Records from a data collection:
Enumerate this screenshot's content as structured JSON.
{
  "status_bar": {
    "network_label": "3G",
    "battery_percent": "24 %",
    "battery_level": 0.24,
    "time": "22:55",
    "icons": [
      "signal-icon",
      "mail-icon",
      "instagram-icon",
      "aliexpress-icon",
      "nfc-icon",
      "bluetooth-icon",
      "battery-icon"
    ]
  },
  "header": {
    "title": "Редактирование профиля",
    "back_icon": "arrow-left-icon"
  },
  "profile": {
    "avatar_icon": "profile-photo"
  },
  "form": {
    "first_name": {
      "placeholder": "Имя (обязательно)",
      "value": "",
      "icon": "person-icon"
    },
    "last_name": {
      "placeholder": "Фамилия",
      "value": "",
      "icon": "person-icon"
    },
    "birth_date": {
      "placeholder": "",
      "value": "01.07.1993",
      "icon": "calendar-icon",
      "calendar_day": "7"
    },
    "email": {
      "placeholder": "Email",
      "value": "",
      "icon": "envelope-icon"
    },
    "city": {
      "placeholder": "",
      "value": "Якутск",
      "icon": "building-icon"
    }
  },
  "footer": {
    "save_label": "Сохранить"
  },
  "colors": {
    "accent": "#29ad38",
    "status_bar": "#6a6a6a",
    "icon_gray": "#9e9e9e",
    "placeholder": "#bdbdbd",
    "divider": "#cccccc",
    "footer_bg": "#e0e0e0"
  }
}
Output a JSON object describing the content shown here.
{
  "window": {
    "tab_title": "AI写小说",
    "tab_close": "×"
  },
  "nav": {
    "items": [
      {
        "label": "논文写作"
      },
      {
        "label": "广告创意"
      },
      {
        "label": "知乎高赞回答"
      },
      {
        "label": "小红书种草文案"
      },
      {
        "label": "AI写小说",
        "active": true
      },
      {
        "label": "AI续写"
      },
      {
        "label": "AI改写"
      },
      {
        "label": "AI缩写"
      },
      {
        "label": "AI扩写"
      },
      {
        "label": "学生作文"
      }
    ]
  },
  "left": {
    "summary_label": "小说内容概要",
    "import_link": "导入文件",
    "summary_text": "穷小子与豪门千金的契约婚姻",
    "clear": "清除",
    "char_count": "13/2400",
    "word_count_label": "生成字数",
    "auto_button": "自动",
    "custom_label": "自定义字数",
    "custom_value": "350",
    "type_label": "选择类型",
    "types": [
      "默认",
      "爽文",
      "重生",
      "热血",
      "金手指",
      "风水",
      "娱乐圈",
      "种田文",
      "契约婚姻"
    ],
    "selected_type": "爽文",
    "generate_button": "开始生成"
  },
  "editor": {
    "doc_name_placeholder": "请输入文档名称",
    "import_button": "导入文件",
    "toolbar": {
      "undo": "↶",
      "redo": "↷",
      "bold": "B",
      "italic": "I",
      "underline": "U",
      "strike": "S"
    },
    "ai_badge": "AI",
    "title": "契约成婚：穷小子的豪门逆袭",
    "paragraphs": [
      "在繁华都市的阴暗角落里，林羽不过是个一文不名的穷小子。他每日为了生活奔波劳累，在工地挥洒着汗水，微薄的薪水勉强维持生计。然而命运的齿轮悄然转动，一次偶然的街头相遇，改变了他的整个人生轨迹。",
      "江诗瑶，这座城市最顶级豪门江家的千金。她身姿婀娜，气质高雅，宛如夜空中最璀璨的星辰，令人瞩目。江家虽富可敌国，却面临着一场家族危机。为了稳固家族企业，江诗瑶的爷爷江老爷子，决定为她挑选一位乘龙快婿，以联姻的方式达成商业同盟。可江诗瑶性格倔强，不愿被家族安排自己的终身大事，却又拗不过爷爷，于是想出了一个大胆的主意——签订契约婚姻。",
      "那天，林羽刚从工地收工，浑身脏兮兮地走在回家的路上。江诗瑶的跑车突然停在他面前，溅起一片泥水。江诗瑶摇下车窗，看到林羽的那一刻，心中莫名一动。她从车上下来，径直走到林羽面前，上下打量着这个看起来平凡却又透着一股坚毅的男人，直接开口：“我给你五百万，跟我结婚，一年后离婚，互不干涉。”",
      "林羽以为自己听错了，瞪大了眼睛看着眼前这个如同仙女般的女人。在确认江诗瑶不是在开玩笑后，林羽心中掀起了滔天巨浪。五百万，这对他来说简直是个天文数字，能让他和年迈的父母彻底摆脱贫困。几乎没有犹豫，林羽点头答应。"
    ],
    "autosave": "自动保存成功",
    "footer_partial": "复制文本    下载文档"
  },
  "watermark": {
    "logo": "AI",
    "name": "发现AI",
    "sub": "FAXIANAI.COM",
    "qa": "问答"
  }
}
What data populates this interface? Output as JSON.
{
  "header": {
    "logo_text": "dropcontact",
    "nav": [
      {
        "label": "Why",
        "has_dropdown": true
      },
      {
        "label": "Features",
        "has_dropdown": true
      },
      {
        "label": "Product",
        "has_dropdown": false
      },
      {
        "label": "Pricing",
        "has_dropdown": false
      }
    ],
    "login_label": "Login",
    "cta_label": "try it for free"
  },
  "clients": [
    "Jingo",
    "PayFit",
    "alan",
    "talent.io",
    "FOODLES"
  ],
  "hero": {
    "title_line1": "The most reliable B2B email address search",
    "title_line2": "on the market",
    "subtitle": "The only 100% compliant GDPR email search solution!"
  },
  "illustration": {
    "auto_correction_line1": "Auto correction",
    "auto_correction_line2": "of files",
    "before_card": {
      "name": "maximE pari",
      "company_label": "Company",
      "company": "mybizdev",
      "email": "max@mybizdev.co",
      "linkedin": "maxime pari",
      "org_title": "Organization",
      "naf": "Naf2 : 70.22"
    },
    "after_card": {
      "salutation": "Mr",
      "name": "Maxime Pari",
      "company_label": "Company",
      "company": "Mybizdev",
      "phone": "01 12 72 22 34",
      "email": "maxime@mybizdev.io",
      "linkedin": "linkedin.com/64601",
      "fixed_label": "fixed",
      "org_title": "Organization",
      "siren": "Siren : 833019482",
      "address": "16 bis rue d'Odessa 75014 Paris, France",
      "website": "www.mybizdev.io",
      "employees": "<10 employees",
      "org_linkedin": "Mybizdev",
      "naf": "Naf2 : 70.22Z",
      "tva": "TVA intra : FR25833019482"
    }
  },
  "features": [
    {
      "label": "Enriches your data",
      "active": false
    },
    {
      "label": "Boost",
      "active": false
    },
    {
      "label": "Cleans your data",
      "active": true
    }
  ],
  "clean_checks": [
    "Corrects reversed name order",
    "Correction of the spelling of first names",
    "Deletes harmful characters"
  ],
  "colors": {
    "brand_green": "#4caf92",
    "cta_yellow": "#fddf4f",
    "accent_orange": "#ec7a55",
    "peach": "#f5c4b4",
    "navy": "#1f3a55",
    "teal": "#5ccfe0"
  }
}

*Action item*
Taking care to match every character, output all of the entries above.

*Output of the exercise*
Enumerate this screenshot's content as structured JSON.
{
  "status_bar": {
    "network_label": "3G",
    "battery_percent": "24 %",
    "battery_level": 0.24,
    "time": "22:55",
    "icons": [
      "signal-icon",
      "mail-icon",
      "instagram-icon",
      "aliexpress-icon",
      "nfc-icon",
      "bluetooth-icon",
      "battery-icon"
    ]
  },
  "header": {
    "title": "Редактирование профиля",
    "back_icon": "arrow-left-icon"
  },
  "profile": {
    "avatar_icon": "profile-photo"
  },
  "form": {
    "first_name": {
      "placeholder": "Имя (обязательно)",
      "value": "",
      "icon": "person-icon"
    },
    "last_name": {
      "placeholder": "Фамилия",
      "value": "",
      "icon": "person-icon"
    },
    "birth_date": {
      "placeholder": "",
      "value": "01.07.1993",
      "icon": "calendar-icon",
      "calendar_day": "7"
    },
    "email": {
      "placeholder": "Email",
      "value": "",
      "icon": "envelope-icon"
    },
    "city": {
      "placeholder": "",
      "value": "Якутск",
      "icon": "building-icon"
    }
  },
  "footer": {
    "save_label": "Сохранить"
  },
  "colors": {
    "accent": "#29ad38",
    "status_bar": "#6a6a6a",
    "icon_gray": "#9e9e9e",
    "placeholder": "#bdbdbd",
    "divider": "#cccccc",
    "footer_bg": "#e0e0e0"
  }
}
Output a JSON object describing the content shown here.
{
  "window": {
    "tab_title": "AI写小说",
    "tab_close": "×"
  },
  "nav": {
    "items": [
      {
        "label": "논文写作"
      },
      {
        "label": "广告创意"
      },
      {
        "label": "知乎高赞回答"
      },
      {
        "label": "小红书种草文案"
      },
      {
        "label": "AI写小说",
        "active": true
      },
      {
        "label": "AI续写"
      },
      {
        "label": "AI改写"
      },
      {
        "label": "AI缩写"
      },
      {
        "label": "AI扩写"
      },
      {
        "label": "学生作文"
      }
    ]
  },
  "left": {
    "summary_label": "小说内容概要",
    "import_link": "导入文件",
    "summary_text": "穷小子与豪门千金的契约婚姻",
    "clear": "清除",
    "char_count": "13/2400",
    "word_count_label": "生成字数",
    "auto_button": "自动",
    "custom_label": "自定义字数",
    "custom_value": "350",
    "type_label": "选择类型",
    "types": [
      "默认",
      "爽文",
      "重生",
      "热血",
      "金手指",
      "风水",
      "娱乐圈",
      "种田文",
      "契约婚姻"
    ],
    "selected_type": "爽文",
    "generate_button": "开始生成"
  },
  "editor": {
    "doc_name_placeholder": "请输入文档名称",
    "import_button": "导入文件",
    "toolbar": {
      "undo": "↶",
      "redo": "↷",
      "bold": "B",
      "italic": "I",
      "underline": "U",
      "strike": "S"
    },
    "ai_badge": "AI",
    "title": "契约成婚：穷小子的豪门逆袭",
    "paragraphs": [
      "在繁华都市的阴暗角落里，林羽不过是个一文不名的穷小子。他每日为了生活奔波劳累，在工地挥洒着汗水，微薄的薪水勉强维持生计。然而命运的齿轮悄然转动，一次偶然的街头相遇，改变了他的整个人生轨迹。",
      "江诗瑶，这座城市最顶级豪门江家的千金。她身姿婀娜，气质高雅，宛如夜空中最璀璨的星辰，令人瞩目。江家虽富可敌国，却面临着一场家族危机。为了稳固家族企业，江诗瑶的爷爷江老爷子，决定为她挑选一位乘龙快婿，以联姻的方式达成商业同盟。可江诗瑶性格倔强，不愿被家族安排自己的终身大事，却又拗不过爷爷，于是想出了一个大胆的主意——签订契约婚姻。",
      "那天，林羽刚从工地收工，浑身脏兮兮地走在回家的路上。江诗瑶的跑车突然停在他面前，溅起一片泥水。江诗瑶摇下车窗，看到林羽的那一刻，心中莫名一动。她从车上下来，径直走到林羽面前，上下打量着这个看起来平凡却又透着一股坚毅的男人，直接开口：“我给你五百万，跟我结婚，一年后离婚，互不干涉。”",
      "林羽以为自己听错了，瞪大了眼睛看着眼前这个如同仙女般的女人。在确认江诗瑶不是在开玩笑后，林羽心中掀起了滔天巨浪。五百万，这对他来说简直是个天文数字，能让他和年迈的父母彻底摆脱贫困。几乎没有犹豫，林羽点头答应。"
    ],
    "autosave": "自动保存成功",
    "footer_partial": "复制文本    下载文档"
  },
  "watermark": {
    "logo": "AI",
    "name": "发现AI",
    "sub": "FAXIANAI.COM",
    "qa": "问答"
  }
}
What data populates this interface? Output as JSON.
{
  "header": {
    "logo_text": "dropcontact",
    "nav": [
      {
        "label": "Why",
        "has_dropdown": true
      },
      {
        "label": "Features",
        "has_dropdown": true
      },
      {
        "label": "Product",
        "has_dropdown": false
      },
      {
        "label": "Pricing",
        "has_dropdown": false
      }
    ],
    "login_label": "Login",
    "cta_label": "try it for free"
  },
  "clients": [
    "Jingo",
    "PayFit",
    "alan",
    "talent.io",
    "FOODLES"
  ],
  "hero": {
    "title_line1": "The most reliable B2B email address search",
    "title_line2": "on the market",
    "subtitle": "The only 100% compliant GDPR email search solution!"
  },
  "illustration": {
    "auto_correction_line1": "Auto correction",
    "auto_correction_line2": "of files",
    "before_card": {
      "name": "maximE pari",
      "company_label": "Company",
      "company": "mybizdev",
      "email": "max@mybizdev.co",
      "linkedin": "maxime pari",
      "org_title": "Organization",
      "naf": "Naf2 : 70.22"
    },
    "after_card": {
      "salutation": "Mr",
      "name": "Maxime Pari",
      "company_label": "Company",
      "company": "Mybizdev",
      "phone": "01 12 72 22 34",
      "email": "maxime@mybizdev.io",
      "linkedin": "linkedin.com/64601",
      "fixed_label": "fixed",
      "org_title": "Organization",
      "siren": "Siren : 833019482",
      "address": "16 bis rue d'Odessa 75014 Paris, France",
      "website": "www.mybizdev.io",
      "employees": "<10 employees",
      "org_linkedin": "Mybizdev",
      "naf": "Naf2 : 70.22Z",
      "tva": "TVA intra : FR25833019482"
    }
  },
  "features": [
    {
      "label": "Enriches your data",
      "active": false
    },
    {
      "label": "Boost",
      "active": false
    },
    {
      "label": "Cleans your data",
      "active": true
    }
  ],
  "clean_checks": [
    "Corrects reversed name order",
    "Correction of the spelling of first names",
    "Deletes harmful characters"
  ],
  "colors": {
    "brand_green": "#4caf92",
    "cta_yellow": "#fddf4f",
    "accent_orange": "#ec7a55",
    "peach": "#f5c4b4",
    "navy": "#1f3a55",
    "teal": "#5ccfe0"
  }
}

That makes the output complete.